Dublin, Republic of Ireland – “Campaign fatigue” is behind the seeming lack of opposition to Friday’s divorce referendum in the Republic of Ireland, according to a leading campaigner.
Seamas de Barra is treasurer for the Alliance for the Defence of the Family and Marriage. “I think it’s largely campaign fatigue from the abortion referendum,” he told Al Jazeera, referring to the lack of debate around the vote compared with last year’s vote on legalising abortion.
Friday’s referendum is being held at the same time as local and European elections in Ireland, and voters are being asked to make two changes to the constitution with regards to divorce. The first is to remove the required separation period before being granted a divorce as enshrined in the Constitution, and the second is to allow for the recognition of foreign divorces.
As the law currently stands, couples seeking a divorce must be living separately for four of the past five years. If this requirement is removed from the constitution, the government plans to introduce legislation reducing the separation period to two years.
Changing the constitution would also allow the government to legislate for the recognition of foreign divorces. Currently, divorces in some jurisdictions are not recognised by the Irish state, which prevents some individuals from remarrying in Ireland while their former spouse is still alive.
Strong ‘yes’ campaign
All political parties in the Irish Houses of Parliament, known as the Oireachtas, are calling for a “yes” vote in the referendum.
Fine Gael, the party in charge of the current minority Government, are campaigning under the slogan Help Reduce Emotional Distress.
The sentiment is echoed by Orla O’Connor, director of the National Women’s Council of Ireland. She also referenced the need for an easier divorce process for those trapped in abusive relationships.
“By voting ‘yes’, we can create a more compassionate process for families,” she told Al Jazeera. “Divorce can also be really important for women leaving an abusive relationship. A shorter divorce process means women will be able to better protect themselves and their children from long term abuse from their former partner.”

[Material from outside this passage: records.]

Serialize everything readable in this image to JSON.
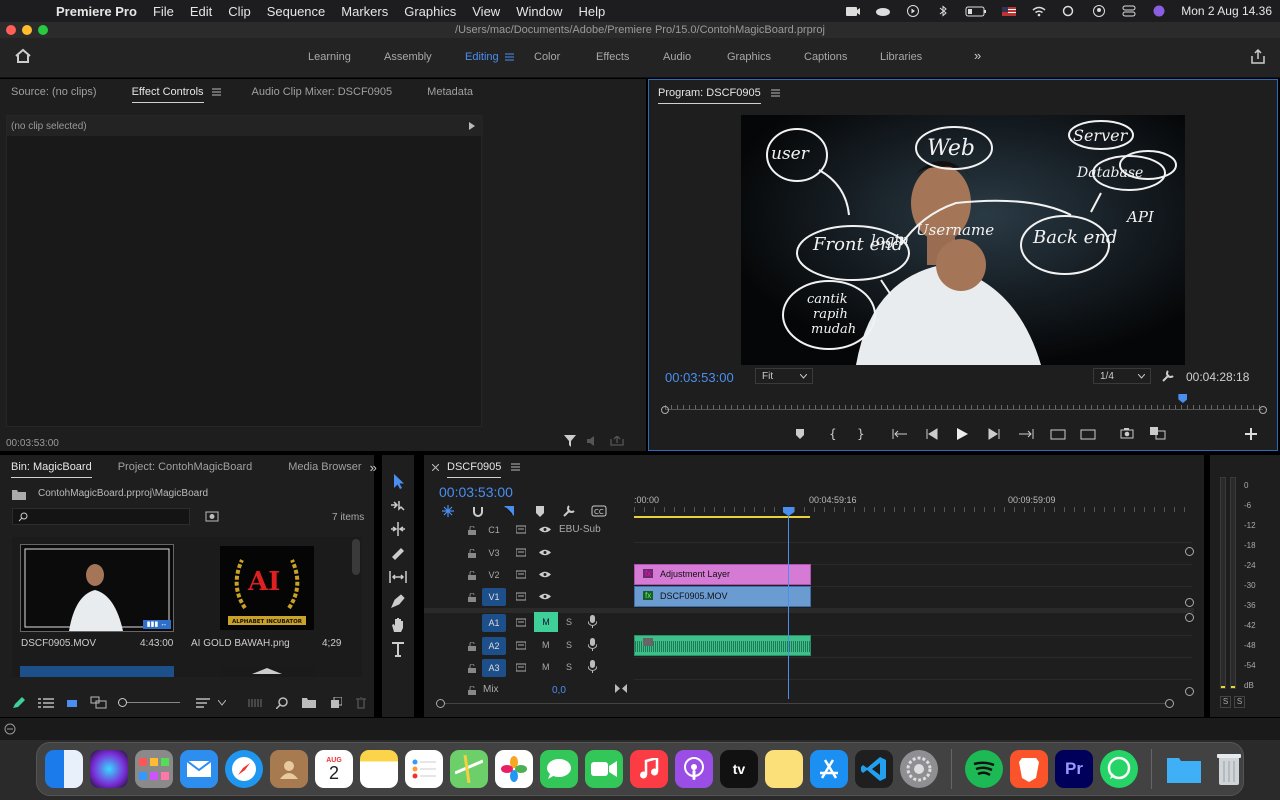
{
  "menubar": {
    "app_name": "Premiere Pro",
    "menus": [
      "File",
      "Edit",
      "Clip",
      "Sequence",
      "Markers",
      "Graphics",
      "View",
      "Window",
      "Help"
    ],
    "clock": "Mon 2 Aug  14.36"
  },
  "window": {
    "title": "/Users/mac/Documents/Adobe/Premiere Pro/15.0/ContohMagicBoard.prproj"
  },
  "workspaces": {
    "tabs": [
      "Learning",
      "Assembly",
      "Editing",
      "Color",
      "Effects",
      "Audio",
      "Graphics",
      "Captions",
      "Libraries"
    ],
    "active": "Editing",
    "more": "»"
  },
  "effect_panel": {
    "tabs": [
      "Source: (no clips)",
      "Effect Controls",
      "Audio Clip Mixer: DSCF0905",
      "Metadata"
    ],
    "active_tab": "Effect Controls",
    "empty_text": "(no clip selected)",
    "timecode": "00:03:53:00"
  },
  "program_monitor": {
    "title": "Program: DSCF0905",
    "current_tc": "00:03:53:00",
    "fit_label": "Fit",
    "resolution": "1/4",
    "duration_tc": "00:04:28:18",
    "playhead_fraction": 0.866,
    "whiteboard_words": [
      "user",
      "Web",
      "Server",
      "Database",
      "API",
      "Front end",
      "login",
      "Username",
      "Back end",
      "cantik",
      "rapih",
      "mudah"
    ]
  },
  "bin_panel": {
    "tabs": [
      "Bin: MagicBoard",
      "Project: ContohMagicBoard",
      "Media Browser"
    ],
    "active_tab": "Bin: MagicBoard",
    "path": "ContohMagicBoard.prproj\\MagicBoard",
    "search_placeholder": "",
    "item_count": "7 items",
    "items": [
      {
        "name": "DSCF0905.MOV",
        "duration": "4:43:00"
      },
      {
        "name": "AI GOLD BAWAH.png",
        "duration": "4;29"
      }
    ],
    "logo_letters": "AI",
    "logo_caption": "ALPHABET INCUBATOR"
  },
  "timeline": {
    "sequence_name": "DSCF0905",
    "current_tc": "00:03:53:00",
    "ruler_labels": [
      ":00:00",
      "00:04:59:16",
      "00:09:59:09"
    ],
    "tracks": [
      {
        "name": "C1",
        "label": "EBU-Sub",
        "type": "caption"
      },
      {
        "name": "V3",
        "type": "video"
      },
      {
        "name": "V2",
        "type": "video"
      },
      {
        "name": "V1",
        "type": "video",
        "targeted": true
      },
      {
        "name": "A1",
        "type": "audio",
        "targeted": true,
        "mute_on": true
      },
      {
        "name": "A2",
        "type": "audio"
      },
      {
        "name": "A3",
        "type": "audio"
      }
    ],
    "mix_label": "Mix",
    "mix_value": "0,0",
    "mute_letter": "M",
    "solo_letter": "S",
    "clips": {
      "adjustment": "Adjustment Layer",
      "video": "DSCF0905.MOV",
      "fx": "fx"
    }
  },
  "meters": {
    "scale": [
      "0",
      "-6",
      "-12",
      "-18",
      "-24",
      "-30",
      "-36",
      "-42",
      "-48",
      "-54",
      "dB"
    ],
    "solo_buttons": [
      "S",
      "S"
    ]
  },
  "dock": {
    "calendar_month": "AUG",
    "calendar_day": "2",
    "tv_label": "tv",
    "premiere_label": "Pr"
  },
  "colors": {
    "accent_blue": "#4a8ef0",
    "adjustment_clip": "#d57ad5",
    "video_clip": "#6a9bd1",
    "audio_clip": "#3dbf8a",
    "mute_active": "#3fd09a"
  }
}
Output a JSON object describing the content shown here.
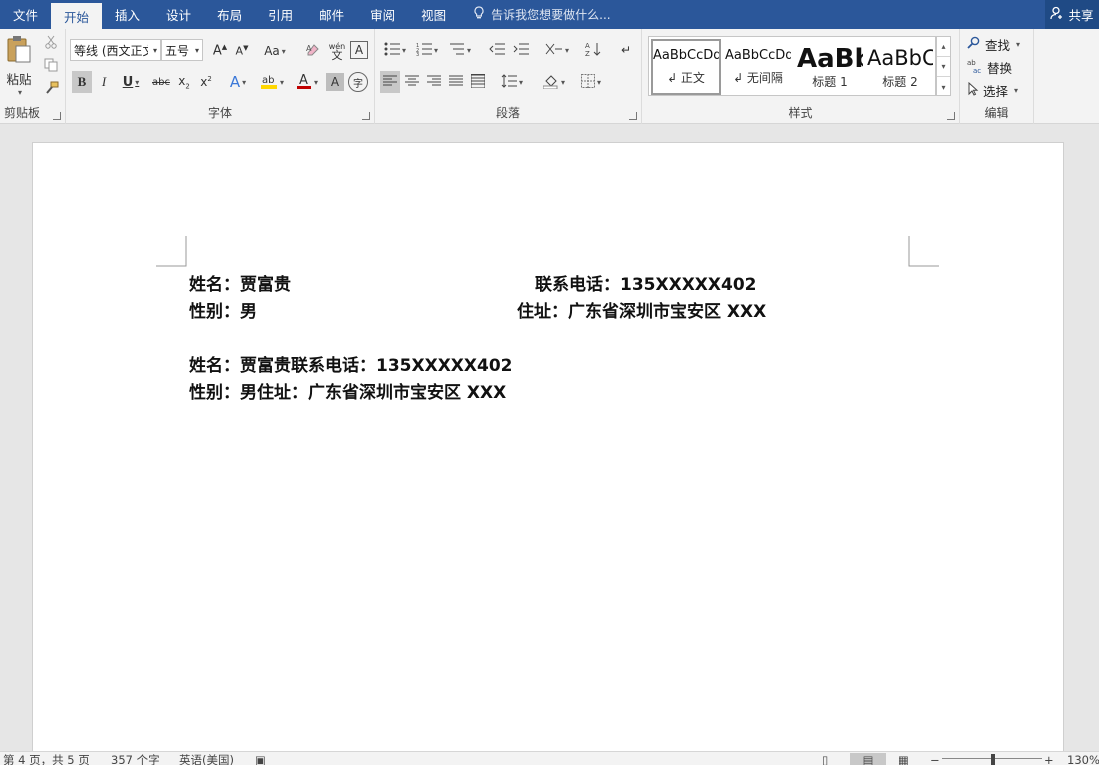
{
  "tabs": [
    "文件",
    "开始",
    "插入",
    "设计",
    "布局",
    "引用",
    "邮件",
    "审阅",
    "视图"
  ],
  "active_tab_index": 1,
  "tell_me": "告诉我您想要做什么...",
  "share": "共享",
  "clipboard": {
    "paste": "粘贴",
    "label": "剪贴板"
  },
  "font": {
    "family": "等线 (西文正文)",
    "size": "五号",
    "change_case": "Aa",
    "wen": "wén",
    "label": "字体"
  },
  "paragraph": {
    "label": "段落"
  },
  "styles": {
    "label": "样式",
    "items": [
      {
        "preview": "AaBbCcDd",
        "name": "↲ 正文"
      },
      {
        "preview": "AaBbCcDd",
        "name": "↲ 无间隔"
      },
      {
        "preview": "AaBb",
        "name": "标题 1"
      },
      {
        "preview": "AaBbC",
        "name": "标题 2"
      }
    ]
  },
  "editing": {
    "find": "查找",
    "replace": "替换",
    "select": "选择",
    "label": "编辑"
  },
  "document": {
    "line1_left": "姓名：贾富贵",
    "line1_right": "联系电话：135XXXXX402",
    "line2_left": "性别：男",
    "line2_right": "住址：广东省深圳市宝安区 XXX",
    "line3": "姓名：贾富贵联系电话：135XXXXX402",
    "line4": "性别：男住址：广东省深圳市宝安区 XXX"
  },
  "status": {
    "page": "第 4 页，共 5 页",
    "words": "357 个字",
    "language": "英语(美国)",
    "zoom": "130%"
  },
  "colors": {
    "brand": "#2b579a",
    "highlight": "#ffd700",
    "font_color": "#c00000"
  }
}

Nobody enters into a marriage expecting to get divorced, she said, but relationships can change over time. “A ‘yes’ vote on May 24 means we can create greater certainty and clarity for these families and ease some of the harmful restrictions that are in place,” she added.
“The constitution is not the right place to deal with complex personal relationships.”
But according to de Barra, a “yes” vote will allow couples to give up “too quickly” on their marriages, which he says could be harmful to any children involved.
“Most divorces do not arise from severe marital conflicts,” he said. “The children of low-conflict divorce suffer very much in the long term.” He said he believes divorce was acceptable in abusive relationships.
His Alliance for the Defence of the Family and Marriage is one of the only groups campaigning for a “no” vote in Friday’s referendum. While other conservative groups such as the Iona Institute, a Roman Catholic advocacy group, are also calling for a “no” vote, they are not actively campaigning.
In a press release on Tuesday, the institute’s director, David Quinn, called on the government to “immediately commission research into why couples divorce or separate, how this affects children, and what can be done to prevent divorce or separation in the first place.”
Friday’s vote marks the fourth referendum in Ireland since 2015, following votes that legalised same-sex marriage and abortion, and removed the crime of blasphemy from the Constitution. It also marks the third time the Irish public will vote on divorce, after referendums to legalise the practice in 1986 and 1995.
The 1986 referendum on legalising divorce was defeated, with 63.5 percent of the population voting against. The 1995 referendum passed by a slim majority, with 50.3 percent of voters in favour of legalisation.